Cultural Silence and Pregnancy Loss
Did you know that miscarriage is the most commonly occurring perinatal loss, impacting 15-25% of all pregnancies and 25% of all pregnant women? That means that you, or someone you love likely experienced at least one miscarriage. But guess what? They probably didn’t tell you about it. Miscarriage is one of the best kept secrets in our society.
Cultural Silence and Shame
Women face considerable distress during and after a miscarriage or perinatal loss. The distress can lead to depression, anxiety, posttraumatic stress disorder (PTSD), grief, guilt, and shame. There is a culturally sanctioned silence that increases a woman’s sense of isolation and shame and compounds her grief surrounding the loss. Society tends to minimize miscarriage as a nonevent and people often make well-meaning but callous remarks.
People feel uncomfortable talking about pregnancy, because society lacks the language for it. Well-meaning friends and family say things like, “Well, everything happens for a reason” or “Hopefully it will stick the next time!” These messages interrupt the grieving process and prompt a woman to internalize her grief. This, in turn, increases her sense of shame and self-blame. As a culture, we stay quiet, treat it as a medical nonevent, and lack culturally scripted ways to mourn and grieve. The cultural silencing places immense stress on women and their partners.
Couples and Motherhood
Our cultural scripts prioritize motherhood as part of a woman’s identity. Pregnancy loss catapults a woman from a hope-filled pregnancy to a sudden state of shock and grief that strips the woman of her status as a mother. There are a lack of supportive resources or cultural norms on how to handle the loss, and couples feel confused about whether to have funeral services or how to mourn.
The complex social and personal influences such as cultural silencing, lack of mourning rituals, grief, and PTSD, anxiety, and depression, place immense stress on a couple’s relationship. Couples have difficulty discussing a miscarriage, and both men and women may hide their emotions and grieve alone rather together. This lack of communication can lead to distancing and stress in the relationship.
Men also experience grief but lack appropriate social support and ways to talk about their loss. They experience many of the same feelings as women. Men feel isolated and alone but often attempt to suppress their grief while prioritizing the well-being of the woman.
Miscarriages at Work
Most women continue to work during a miscarriage to maintain the secrecy. Working during a miscarriage only increases a woman’s sense of isolation in the workplace as she struggles alone with the physical pain and emotional challenges. If women were given the appropriate time away from work and cultural scripts to mourn and grieve, this trauma is unlikely to impact her work.

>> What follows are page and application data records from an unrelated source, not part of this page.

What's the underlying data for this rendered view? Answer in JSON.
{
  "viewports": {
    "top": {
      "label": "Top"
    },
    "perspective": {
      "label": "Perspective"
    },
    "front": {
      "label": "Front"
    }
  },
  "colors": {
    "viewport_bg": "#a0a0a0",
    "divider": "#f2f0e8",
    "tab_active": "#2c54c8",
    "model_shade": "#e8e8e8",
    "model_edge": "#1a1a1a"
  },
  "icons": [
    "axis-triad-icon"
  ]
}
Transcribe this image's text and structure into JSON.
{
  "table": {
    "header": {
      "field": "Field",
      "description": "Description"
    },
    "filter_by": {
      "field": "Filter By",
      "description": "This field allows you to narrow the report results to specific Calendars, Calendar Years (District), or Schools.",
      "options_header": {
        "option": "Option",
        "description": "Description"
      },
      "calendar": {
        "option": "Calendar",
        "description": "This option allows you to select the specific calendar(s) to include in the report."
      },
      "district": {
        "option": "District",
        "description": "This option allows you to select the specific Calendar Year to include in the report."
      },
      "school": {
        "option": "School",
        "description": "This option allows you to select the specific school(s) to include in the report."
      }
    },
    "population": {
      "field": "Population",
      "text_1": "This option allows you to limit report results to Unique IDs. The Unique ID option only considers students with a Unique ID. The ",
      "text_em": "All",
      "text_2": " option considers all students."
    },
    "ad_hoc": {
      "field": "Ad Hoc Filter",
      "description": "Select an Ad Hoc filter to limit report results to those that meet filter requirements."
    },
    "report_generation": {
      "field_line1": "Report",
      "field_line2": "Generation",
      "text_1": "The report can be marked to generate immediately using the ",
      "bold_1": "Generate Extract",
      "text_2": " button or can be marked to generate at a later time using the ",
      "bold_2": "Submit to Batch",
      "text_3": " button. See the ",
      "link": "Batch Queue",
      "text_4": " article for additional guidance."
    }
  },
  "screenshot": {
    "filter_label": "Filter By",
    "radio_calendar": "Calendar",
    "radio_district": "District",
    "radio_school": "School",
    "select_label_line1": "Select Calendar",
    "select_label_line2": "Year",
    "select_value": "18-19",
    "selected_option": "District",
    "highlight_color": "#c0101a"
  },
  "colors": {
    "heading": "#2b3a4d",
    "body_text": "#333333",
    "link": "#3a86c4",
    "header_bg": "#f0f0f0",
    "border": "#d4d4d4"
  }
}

Grief surrounding pregnancy loss differs from other deaths because there are not shared memories—only a hope for a future, now shattered. Multiple miscarriages further compound the grief and a person’s ability to cope as couples lose hope in future pregnancies.
Many women do go on and become pregnant again, but most struggle with anxiety surrounding the health and well-being of their developing baby. The women tend to distance themselves from the pregnancy as a way to protect themselves from disappointment if they suffer a miscarriage again. Women are often unable to experience happiness and joy in subsequent pregnancies.
How to Care for Women
A woman’s social support circle is immensely important during a miscarriage and in the months following. Offer to sit with her, accept her tears, listen, and offer gentle words of support such as, “I know this hurts. I’m here for you.” You can offer the same support to her partner who is also grieving. Do not be afraid to bring them a meal, call them, or ask to stop by and visit. Leaving a woman or couple alone to grieve increases their sense of isolation. You can also offer her support if she goes on to become pregnant again.
You can break the cycle of silence surrounding miscarriage. We can create mourning rituals and ways to talk about our grief. Whether you are a friend, family member, medical provider, pastor, or therapist, you will likely encounter women and couples experiencing miscarriage and perinatal loss. We must provide compassionate care and encourage these women to seek counseling support if you see signs of depression, PTSD, anxiety or other mental health concerns. Couples can seek therapy to process their loss and improve communication.
You are Not Alone
If you are reading this post and experienced a miscarriage or perinatal loss, I want you to know that the feelings of sadness, confusion, emptiness, anger, disbelief, shock, and disappointment are normal. Our silence increased your sense of isolation and encouraged you to internalize feelings of shame. I, too, experienced this during my own pregnancy losses. Please share this post with someone you know who is hurting. We can alleviate women’s suffering by starting the conversation.
Rebecca Ray is a Marriage and Family Therapist Associate and the owner of Modern Family Therapy, PLLC. She is under the supervision of David M. Lawson, LMFT-S, Lic. #2137.